Sacrament requires a physical sign; what could be more fundamental and more important than the human body, in its sexuality, as the visible sign of the invisible God. It is a sign of the gift of creation in a double sense because man receives existence as a gift and can participate in the giving of gift. "Man appears in the visible world as the highest expression of the divine gift, because he bears within him the interior dimension of the gift."Thus, in this dimension, a primordial sacrament is constituted, understood as a sign that transmits effectively in the visible world the invisible mystery hidden in God from time immemorial. This is the mystery of truth and love, the mystery of divine life, in which man really participates. In the history of man, original innocence begins this participation and it is also a source of original happiness. The sacrament, as a visible sign, is constituted with man, as a body, by means of his visible masculinity and femininity. The body, and it alone, is capable of making visible what is invisible: the spiritual and the divine. It was created to transfer into the visible reality of the world the mystery hidden since time immemorial in God, and thus be a sign of it.
So the very sacramentality of creation, the sacramentality of the world was revealed in a way, in man created in the image of God. By means of his corporality, his masculinity and femininity, man becomes a visible sign of the economy of truth and love, which has its source in God himself and which was revealed already in the mystery of creation.The economy of "truth and love," is that which makes the human distinctly human. The original source for the awareness and perfection of the human is the beauty of marriage. Waldstein explains that the economy of truth and love also refers to the economy of salvation in Christ and the Holy Spirit, as the two processions of the Son and Spirit. But the astounding notion here is that "the mystery hidden since time immemorial in God," is manifest originally in the embodied human being. John Paul ends this talk with the reaffirmation that the "consciousness of the meaning of his own body, man, as male and female," provides the primordial entry into "the world as a subject of truth and love." Perhaps we can readily understand the body as a sign of love, but truth also? It is the truth of the gift, the truth of creation, the primoridal truth denied by so many in the modern world of technology and reductionism.
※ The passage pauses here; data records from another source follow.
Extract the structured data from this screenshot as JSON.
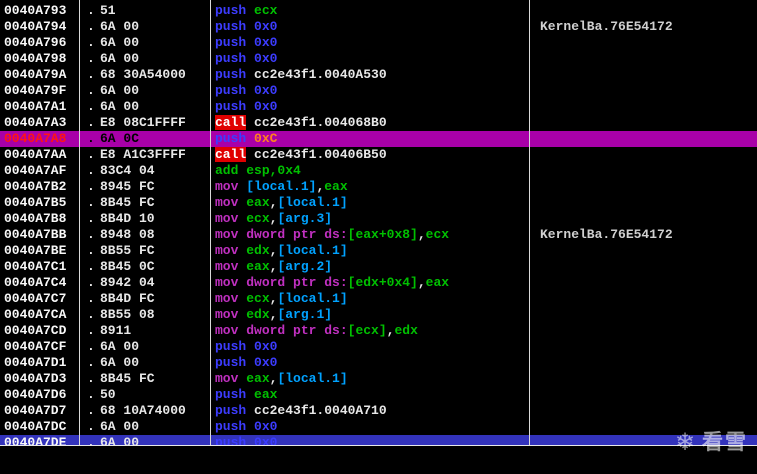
{
  "palette": {
    "background": "#000000",
    "address": "#F8F8F8",
    "white": "#E8E8E8",
    "blue": "#3C3CFF",
    "green": "#00C000",
    "magenta": "#C030C0",
    "cyan": "#00A2FF",
    "orange": "#FF8020",
    "red": "#FF1414",
    "black": "#000000",
    "comment": "#D0D0D0",
    "call_fg": "#FFFFFF",
    "call_bg": "#E00000",
    "eip_row_bg": "#A800A8",
    "selected_row_bg": "#3333BB",
    "separator": "#DADADA"
  },
  "row_prefix": ".",
  "watermark": {
    "icon": "snowflake-icon",
    "text": "看雪"
  },
  "rows": [
    {
      "address": "0040A793",
      "bytes": "51",
      "ins": [
        [
          "push ",
          "blue"
        ],
        [
          "ecx",
          "green"
        ]
      ],
      "comment": ""
    },
    {
      "address": "0040A794",
      "bytes": "6A 00",
      "ins": [
        [
          "push ",
          "blue"
        ],
        [
          "0x0",
          "blue"
        ]
      ],
      "comment": "KernelBa.76E54172"
    },
    {
      "address": "0040A796",
      "bytes": "6A 00",
      "ins": [
        [
          "push ",
          "blue"
        ],
        [
          "0x0",
          "blue"
        ]
      ],
      "comment": ""
    },
    {
      "address": "0040A798",
      "bytes": "6A 00",
      "ins": [
        [
          "push ",
          "blue"
        ],
        [
          "0x0",
          "blue"
        ]
      ],
      "comment": ""
    },
    {
      "address": "0040A79A",
      "bytes": "68 30A54000",
      "ins": [
        [
          "push ",
          "blue"
        ],
        [
          "cc2e43f1.0040A530",
          "white"
        ]
      ],
      "comment": ""
    },
    {
      "address": "0040A79F",
      "bytes": "6A 00",
      "ins": [
        [
          "push ",
          "blue"
        ],
        [
          "0x0",
          "blue"
        ]
      ],
      "comment": ""
    },
    {
      "address": "0040A7A1",
      "bytes": "6A 00",
      "ins": [
        [
          "push ",
          "blue"
        ],
        [
          "0x0",
          "blue"
        ]
      ],
      "comment": ""
    },
    {
      "address": "0040A7A3",
      "bytes": "E8 08C1FFFF",
      "ins": [
        [
          "call",
          "call"
        ],
        [
          " ",
          "white"
        ],
        [
          "cc2e43f1.004068B0",
          "white"
        ]
      ],
      "comment": ""
    },
    {
      "address": "0040A7A8",
      "bytes": "6A 0C",
      "ins": [
        [
          "push ",
          "blue"
        ],
        [
          "0xC",
          "orange"
        ]
      ],
      "comment": "",
      "state": "eip"
    },
    {
      "address": "0040A7AA",
      "bytes": "E8 A1C3FFFF",
      "ins": [
        [
          "call",
          "call"
        ],
        [
          " ",
          "white"
        ],
        [
          "cc2e43f1.00406B50",
          "white"
        ]
      ],
      "comment": ""
    },
    {
      "address": "0040A7AF",
      "bytes": "83C4 04",
      "ins": [
        [
          "add ",
          "green"
        ],
        [
          "esp,0x4",
          "green"
        ]
      ],
      "comment": ""
    },
    {
      "address": "0040A7B2",
      "bytes": "8945 FC",
      "ins": [
        [
          "mov ",
          "magenta"
        ],
        [
          "[local.1]",
          "cyan"
        ],
        [
          ",",
          "white"
        ],
        [
          "eax",
          "green"
        ]
      ],
      "comment": ""
    },
    {
      "address": "0040A7B5",
      "bytes": "8B45 FC",
      "ins": [
        [
          "mov ",
          "magenta"
        ],
        [
          "eax",
          "green"
        ],
        [
          ",",
          "white"
        ],
        [
          "[local.1]",
          "cyan"
        ]
      ],
      "comment": ""
    },
    {
      "address": "0040A7B8",
      "bytes": "8B4D 10",
      "ins": [
        [
          "mov ",
          "magenta"
        ],
        [
          "ecx",
          "green"
        ],
        [
          ",",
          "white"
        ],
        [
          "[arg.3]",
          "cyan"
        ]
      ],
      "comment": ""
    },
    {
      "address": "0040A7BB",
      "bytes": "8948 08",
      "ins": [
        [
          "mov ",
          "magenta"
        ],
        [
          "dword ptr ds:",
          "magenta"
        ],
        [
          "[eax+0x8]",
          "green"
        ],
        [
          ",",
          "white"
        ],
        [
          "ecx",
          "green"
        ]
      ],
      "comment": "KernelBa.76E54172"
    },
    {
      "address": "0040A7BE",
      "bytes": "8B55 FC",
      "ins": [
        [
          "mov ",
          "magenta"
        ],
        [
          "edx",
          "green"
        ],
        [
          ",",
          "white"
        ],
        [
          "[local.1]",
          "cyan"
        ]
      ],
      "comment": ""
    },
    {
      "address": "0040A7C1",
      "bytes": "8B45 0C",
      "ins": [
        [
          "mov ",
          "magenta"
        ],
        [
          "eax",
          "green"
        ],
        [
          ",",
          "white"
        ],
        [
          "[arg.2]",
          "cyan"
        ]
      ],
      "comment": ""
    },
    {
      "address": "0040A7C4",
      "bytes": "8942 04",
      "ins": [
        [
          "mov ",
          "magenta"
        ],
        [
          "dword ptr ds:",
          "magenta"
        ],
        [
          "[edx+0x4]",
          "green"
        ],
        [
          ",",
          "white"
        ],
        [
          "eax",
          "green"
        ]
      ],
      "comment": ""
    },
    {
      "address": "0040A7C7",
      "bytes": "8B4D FC",
      "ins": [
        [
          "mov ",
          "magenta"
        ],
        [
          "ecx",
          "green"
        ],
        [
          ",",
          "white"
        ],
        [
          "[local.1]",
          "cyan"
        ]
      ],
      "comment": ""
    },
    {
      "address": "0040A7CA",
      "bytes": "8B55 08",
      "ins": [
        [
          "mov ",
          "magenta"
        ],
        [
          "edx",
          "green"
        ],
        [
          ",",
          "white"
        ],
        [
          "[arg.1]",
          "cyan"
        ]
      ],
      "comment": ""
    },
    {
      "address": "0040A7CD",
      "bytes": "8911",
      "ins": [
        [
          "mov ",
          "magenta"
        ],
        [
          "dword ptr ds:",
          "magenta"
        ],
        [
          "[ecx]",
          "green"
        ],
        [
          ",",
          "white"
        ],
        [
          "edx",
          "green"
        ]
      ],
      "comment": ""
    },
    {
      "address": "0040A7CF",
      "bytes": "6A 00",
      "ins": [
        [
          "push ",
          "blue"
        ],
        [
          "0x0",
          "blue"
        ]
      ],
      "comment": ""
    },
    {
      "address": "0040A7D1",
      "bytes": "6A 00",
      "ins": [
        [
          "push ",
          "blue"
        ],
        [
          "0x0",
          "blue"
        ]
      ],
      "comment": ""
    },
    {
      "address": "0040A7D3",
      "bytes": "8B45 FC",
      "ins": [
        [
          "mov ",
          "magenta"
        ],
        [
          "eax",
          "green"
        ],
        [
          ",",
          "white"
        ],
        [
          "[local.1]",
          "cyan"
        ]
      ],
      "comment": ""
    },
    {
      "address": "0040A7D6",
      "bytes": "50",
      "ins": [
        [
          "push ",
          "blue"
        ],
        [
          "eax",
          "green"
        ]
      ],
      "comment": ""
    },
    {
      "address": "0040A7D7",
      "bytes": "68 10A74000",
      "ins": [
        [
          "push ",
          "blue"
        ],
        [
          "cc2e43f1.0040A710",
          "white"
        ]
      ],
      "comment": ""
    },
    {
      "address": "0040A7DC",
      "bytes": "6A 00",
      "ins": [
        [
          "push ",
          "blue"
        ],
        [
          "0x0",
          "blue"
        ]
      ],
      "comment": ""
    },
    {
      "address": "0040A7DE",
      "bytes": "6A 00",
      "ins": [
        [
          "push ",
          "blue"
        ],
        [
          "0x0",
          "blue"
        ]
      ],
      "comment": "",
      "state": "selected"
    }
  ]
}
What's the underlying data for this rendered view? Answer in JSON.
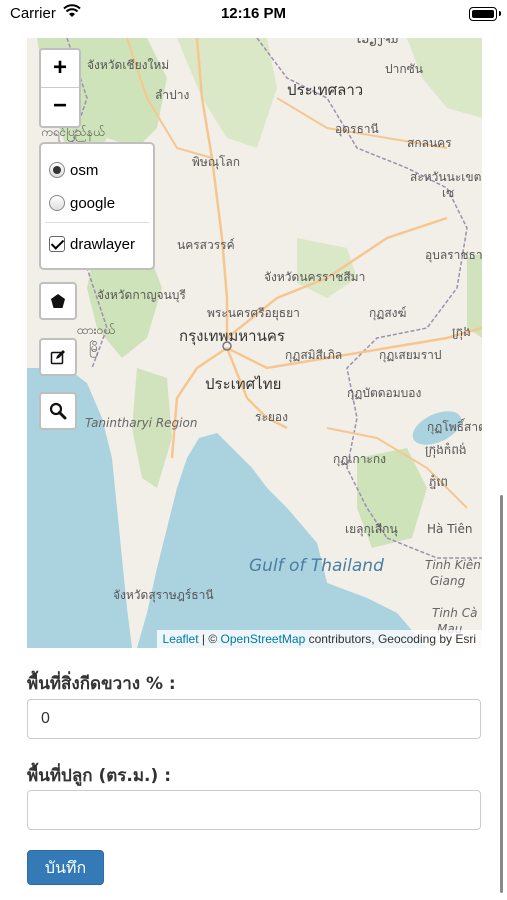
{
  "status_bar": {
    "carrier": "Carrier",
    "time": "12:16 PM"
  },
  "map": {
    "zoom_in": "+",
    "zoom_out": "−",
    "layers": [
      {
        "label": "osm",
        "type": "radio",
        "selected": true
      },
      {
        "label": "google",
        "type": "radio",
        "selected": false
      },
      {
        "label": "drawlayer",
        "type": "checkbox",
        "checked": true
      }
    ],
    "tools": [
      "polygon-icon",
      "edit-icon",
      "search-icon"
    ],
    "labels": {
      "chiang_mai": "จังหวัดเชียงใหม่",
      "lampang": "ลำปาง",
      "myanmar_top": "ကရင်ပြည်နယ်",
      "phitsanulok": "พิษณุโลก",
      "nakhon_sawan": "นครสวรรค์",
      "kanchanaburi": "จังหวัดกาญจนบุรี",
      "myanmar_side": "ထားဝယ်",
      "myanmar_side2": "မြိ",
      "ayutthaya": "พระนครศรีอยุธยา",
      "bangkok": "กรุงเทพมหานคร",
      "thailand": "ประเทศไทย",
      "rayong": "ระยอง",
      "tanintharyi": "Tanintharyi Region",
      "laos": "ประเทศลาว",
      "vientiane": "ເວຽງຈັນ",
      "pakxan": "ปากซัน",
      "udon": "อุดรธานี",
      "sakon": "สกลนคร",
      "savannakhet": "สะหวันนะเขต",
      "se": "เซ",
      "nakhon_ratchasima": "จังหวัดนครราชสีมา",
      "ubon": "อุบลราชธานี",
      "sangkhla": "กุฏสงฆ์",
      "prachinburi": "กุฏสมิสีเภิล",
      "siem": "กุฏเสยมราป",
      "krong": "ក្រុង",
      "battambang": "กุฏบัตดอมบอง",
      "pursat": "กุฏโพธิ์สาต",
      "kampong": "ក្រុងកំពង់",
      "koh_kong": "กุฏเกาะกง",
      "sihanouk": "เยลุกุเสีกนุ",
      "phnom": "ភ្នំពេ",
      "ha_tien": "Hà Tiên",
      "tinh_kien": "Tinh Kiên",
      "giang": "Giang",
      "tinh_ca": "Tinh Cà",
      "mau": "Mau",
      "chumphon": "จังหวัดสุราษฎร์ธานี",
      "gulf": "Gulf of Thailand"
    },
    "attribution": {
      "leaflet": "Leaflet",
      "sep": " | © ",
      "osm": "OpenStreetMap",
      "rest": " contributors, Geocoding by Esri"
    }
  },
  "form": {
    "obstruct_label": "พื้นที่สิ่งกีดขวาง % :",
    "obstruct_value": "0",
    "planted_label": "พื้นที่ปลูก (ตร.ม.) :",
    "planted_value": "",
    "save_label": "บันทึก"
  },
  "colors": {
    "land": "#f2efe9",
    "sea": "#aad3df",
    "forest": "#c8e0b0",
    "primary_button": "#337ab7",
    "road": "#f7c68f",
    "border": "#9e8fb0"
  }
}
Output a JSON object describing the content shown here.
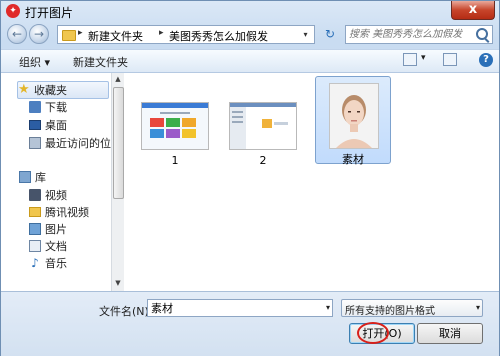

He says that in "the original fullness of the experience of the nuptial meaning of the body" we encounter "a feast of humanity, which draws its origin from the divine sources of truth and love in the mystery of creation," a feast of celebration and joy over the truth and goodness of creation. But he ends with a warning: "the horizon of sin and death will be extended over that original feast (cf. Gn 3)." But we can continue to "draw a first hope, that is, that the fruit of the divine economy of truth and love," in the mystery of creation. We find in the creation of male and female, the "call to glory" (cf. Rom 8:30).
In his Letter to Families, John Paul II will explain how the horizon of sin and death press more tightly over modern consciousness because of the loss of the truth of creation (see section §19). The reduction of man to matter and the dualism of body and spirit raise the specter of a new Manichaeism. We have "given up the attempt to be a 'civilization of love'." We are alienated from God and ourselves:
The modern age has made great progress in understanding both the material world and human psychology, but with regard to his deepest, metaphysical dimension contemporary man remains to a great extent a being unknown to himself. Consequently the family too remains an unknown reality. Such is the result of estrangement from that "great mystery" spoken of by the Apostle.With the the destruction of the integrity of marriage through contraception and divorce, and the very denial of marriage as between male and female, we stand on "the brink of a dreadful ethical defeat."
The theology of the body offers a ray of hope. John Paul II was fully inspired to develop the theology of the body through his meditation upon Gaudium et spes 22 and 24: "The richest source for knowledge of the body is the Word made flesh. Christ reveals man to himself. In a certain sense this statement of the Second Vatican Council is the reply, so long awaited, which the Church has given to modern rationalism."